→ **WORK TASK**
Copy out, from the entries below, each line that holds the string "true".

Data excerpts
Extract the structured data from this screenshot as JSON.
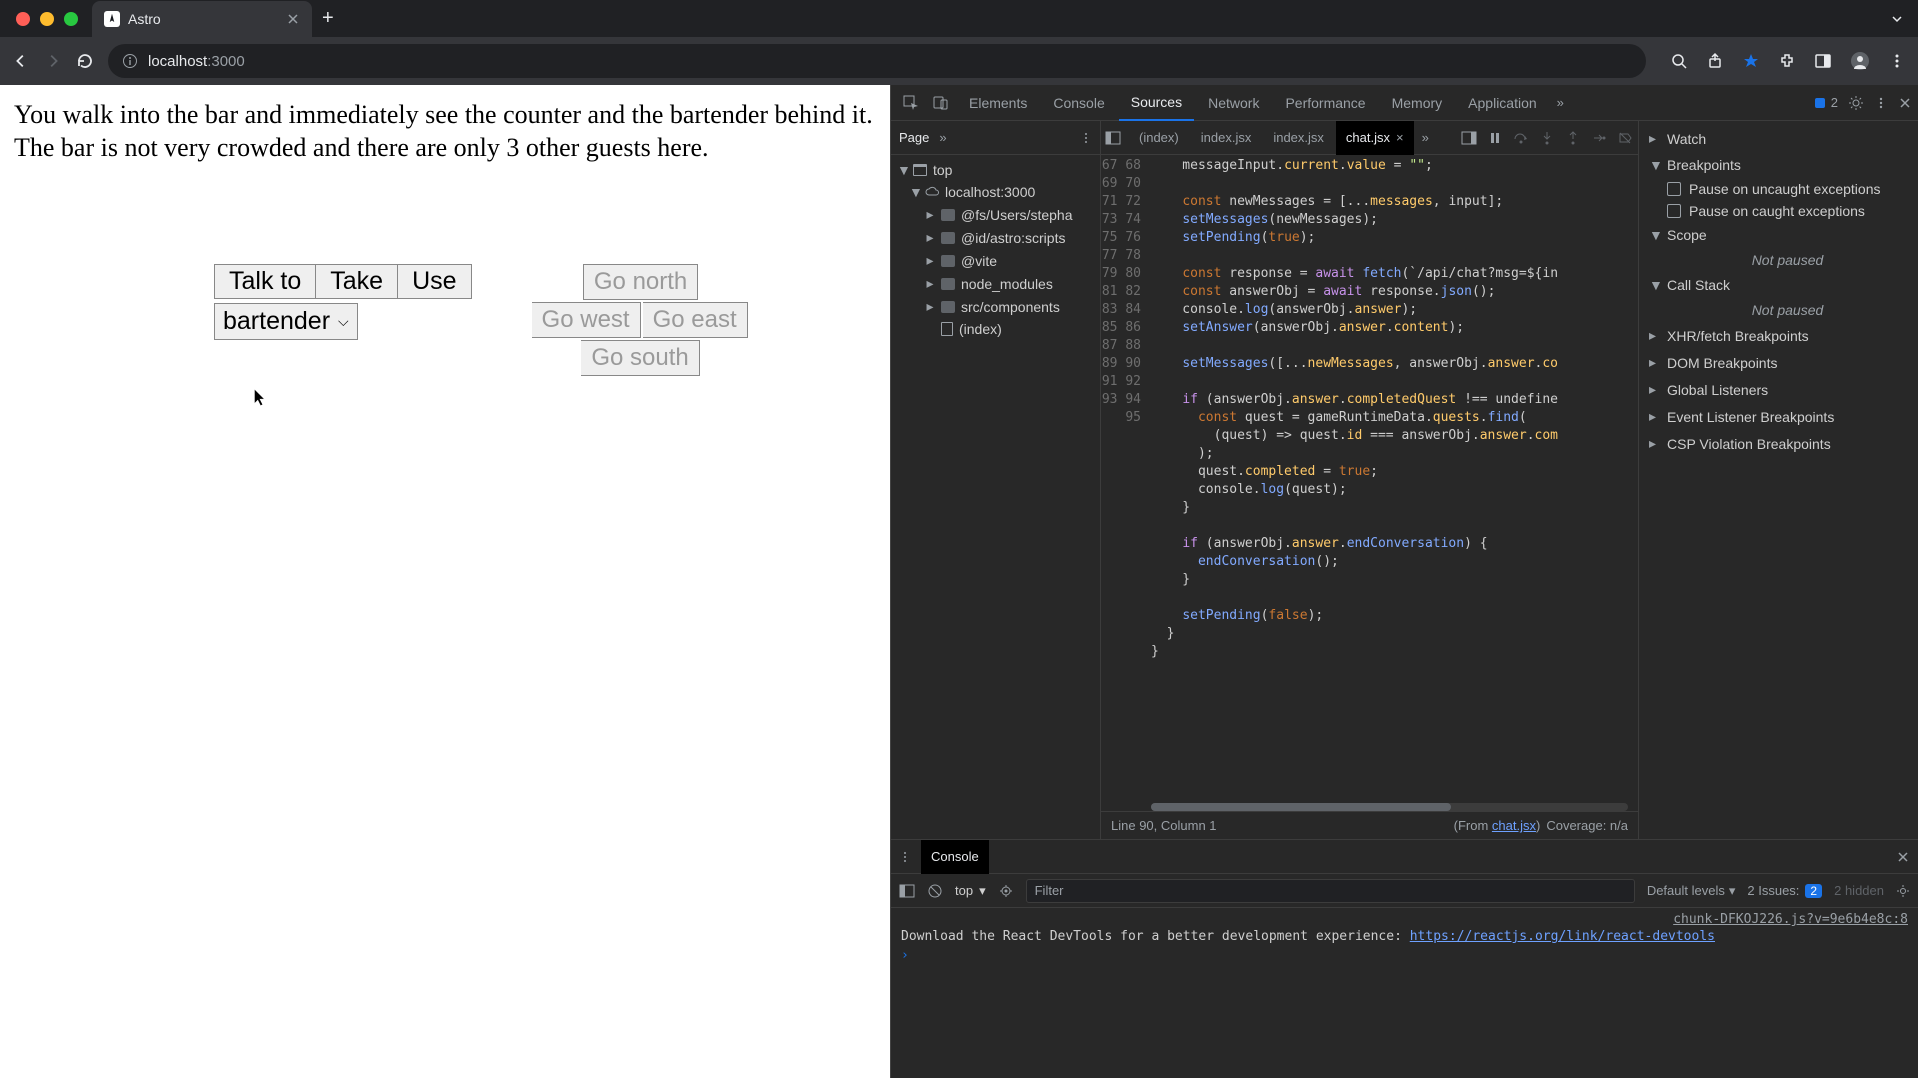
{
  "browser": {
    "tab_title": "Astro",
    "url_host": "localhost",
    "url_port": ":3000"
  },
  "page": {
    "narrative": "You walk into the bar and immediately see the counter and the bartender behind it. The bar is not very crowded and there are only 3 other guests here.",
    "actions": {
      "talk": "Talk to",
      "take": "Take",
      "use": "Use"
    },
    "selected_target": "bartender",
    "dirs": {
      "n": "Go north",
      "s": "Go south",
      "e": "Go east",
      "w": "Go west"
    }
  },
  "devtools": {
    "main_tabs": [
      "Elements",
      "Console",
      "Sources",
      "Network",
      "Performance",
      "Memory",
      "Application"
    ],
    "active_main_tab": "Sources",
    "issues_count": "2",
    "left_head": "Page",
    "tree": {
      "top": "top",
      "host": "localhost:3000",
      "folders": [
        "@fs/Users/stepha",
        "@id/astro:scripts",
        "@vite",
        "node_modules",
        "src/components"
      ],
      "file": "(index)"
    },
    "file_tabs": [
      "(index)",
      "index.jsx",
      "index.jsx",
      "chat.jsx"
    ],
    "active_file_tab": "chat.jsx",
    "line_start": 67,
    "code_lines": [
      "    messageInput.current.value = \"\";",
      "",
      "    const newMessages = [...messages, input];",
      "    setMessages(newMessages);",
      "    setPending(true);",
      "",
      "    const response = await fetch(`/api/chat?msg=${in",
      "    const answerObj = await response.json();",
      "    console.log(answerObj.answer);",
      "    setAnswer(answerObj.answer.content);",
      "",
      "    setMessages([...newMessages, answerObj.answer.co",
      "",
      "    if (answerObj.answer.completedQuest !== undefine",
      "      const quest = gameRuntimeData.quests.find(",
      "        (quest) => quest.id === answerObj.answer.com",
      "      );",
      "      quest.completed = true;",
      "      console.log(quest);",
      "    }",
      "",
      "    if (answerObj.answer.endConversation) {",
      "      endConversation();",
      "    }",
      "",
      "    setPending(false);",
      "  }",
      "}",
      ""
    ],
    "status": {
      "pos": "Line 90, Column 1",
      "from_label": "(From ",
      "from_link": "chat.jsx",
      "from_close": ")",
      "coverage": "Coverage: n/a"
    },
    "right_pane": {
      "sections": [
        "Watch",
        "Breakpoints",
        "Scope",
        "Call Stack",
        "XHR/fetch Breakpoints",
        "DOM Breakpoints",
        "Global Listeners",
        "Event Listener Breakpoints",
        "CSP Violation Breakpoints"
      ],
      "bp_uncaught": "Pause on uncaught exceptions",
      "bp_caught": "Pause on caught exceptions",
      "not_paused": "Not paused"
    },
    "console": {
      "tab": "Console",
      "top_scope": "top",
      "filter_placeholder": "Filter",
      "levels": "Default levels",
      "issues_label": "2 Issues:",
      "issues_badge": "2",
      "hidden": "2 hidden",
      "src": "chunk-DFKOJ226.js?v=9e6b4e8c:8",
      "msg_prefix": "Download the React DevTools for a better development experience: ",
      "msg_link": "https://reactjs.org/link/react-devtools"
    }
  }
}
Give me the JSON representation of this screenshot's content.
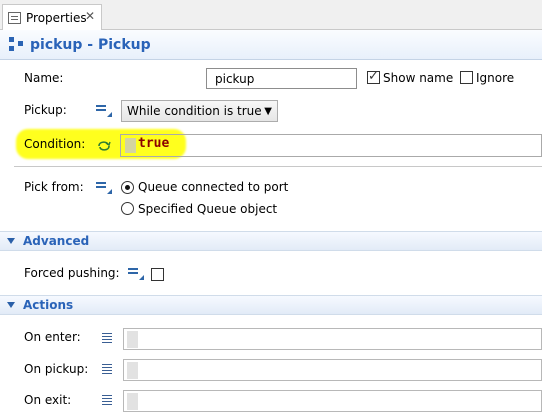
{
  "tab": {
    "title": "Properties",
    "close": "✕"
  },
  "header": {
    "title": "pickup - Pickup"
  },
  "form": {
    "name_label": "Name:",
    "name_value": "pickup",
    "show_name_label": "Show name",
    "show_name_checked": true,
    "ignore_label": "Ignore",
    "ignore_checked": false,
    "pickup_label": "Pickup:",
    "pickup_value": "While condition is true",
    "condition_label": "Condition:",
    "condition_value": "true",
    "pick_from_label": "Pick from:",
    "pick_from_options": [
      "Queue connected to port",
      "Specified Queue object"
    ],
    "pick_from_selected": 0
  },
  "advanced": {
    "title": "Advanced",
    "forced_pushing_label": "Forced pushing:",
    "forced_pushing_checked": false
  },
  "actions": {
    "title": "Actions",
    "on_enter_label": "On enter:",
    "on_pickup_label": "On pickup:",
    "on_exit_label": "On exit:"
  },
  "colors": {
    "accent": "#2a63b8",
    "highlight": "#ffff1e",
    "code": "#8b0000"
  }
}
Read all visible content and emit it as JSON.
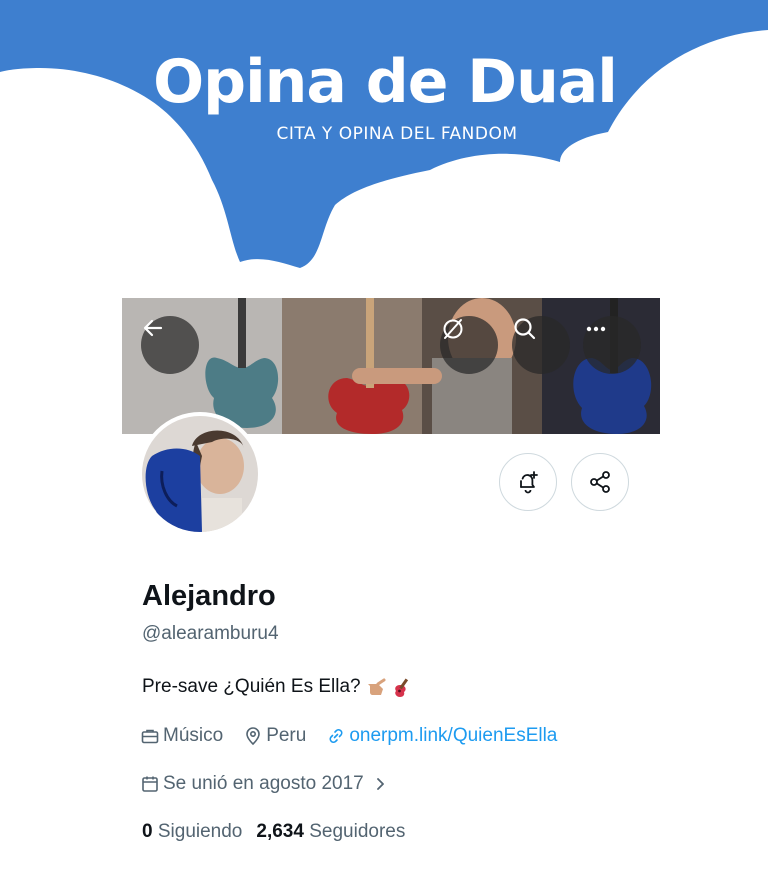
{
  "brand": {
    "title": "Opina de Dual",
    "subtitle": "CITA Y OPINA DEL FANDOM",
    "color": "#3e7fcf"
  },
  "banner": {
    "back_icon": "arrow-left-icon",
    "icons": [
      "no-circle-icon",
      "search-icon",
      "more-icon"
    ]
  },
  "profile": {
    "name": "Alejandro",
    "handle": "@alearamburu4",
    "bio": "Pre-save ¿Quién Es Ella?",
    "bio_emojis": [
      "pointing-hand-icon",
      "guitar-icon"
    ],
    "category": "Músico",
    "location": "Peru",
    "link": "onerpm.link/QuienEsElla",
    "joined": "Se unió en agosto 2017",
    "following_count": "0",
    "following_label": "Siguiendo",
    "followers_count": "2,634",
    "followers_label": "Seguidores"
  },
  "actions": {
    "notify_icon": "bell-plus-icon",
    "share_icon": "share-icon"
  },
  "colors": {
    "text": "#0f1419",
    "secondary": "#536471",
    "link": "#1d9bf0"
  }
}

→ **OUTPUT OF THE EXERCISE**
      "    setPending(true);",
      "      quest.completed = true;",
    "show_name_checked": true,
    "pickup_value": "While condition is true",
    "condition_value": "true",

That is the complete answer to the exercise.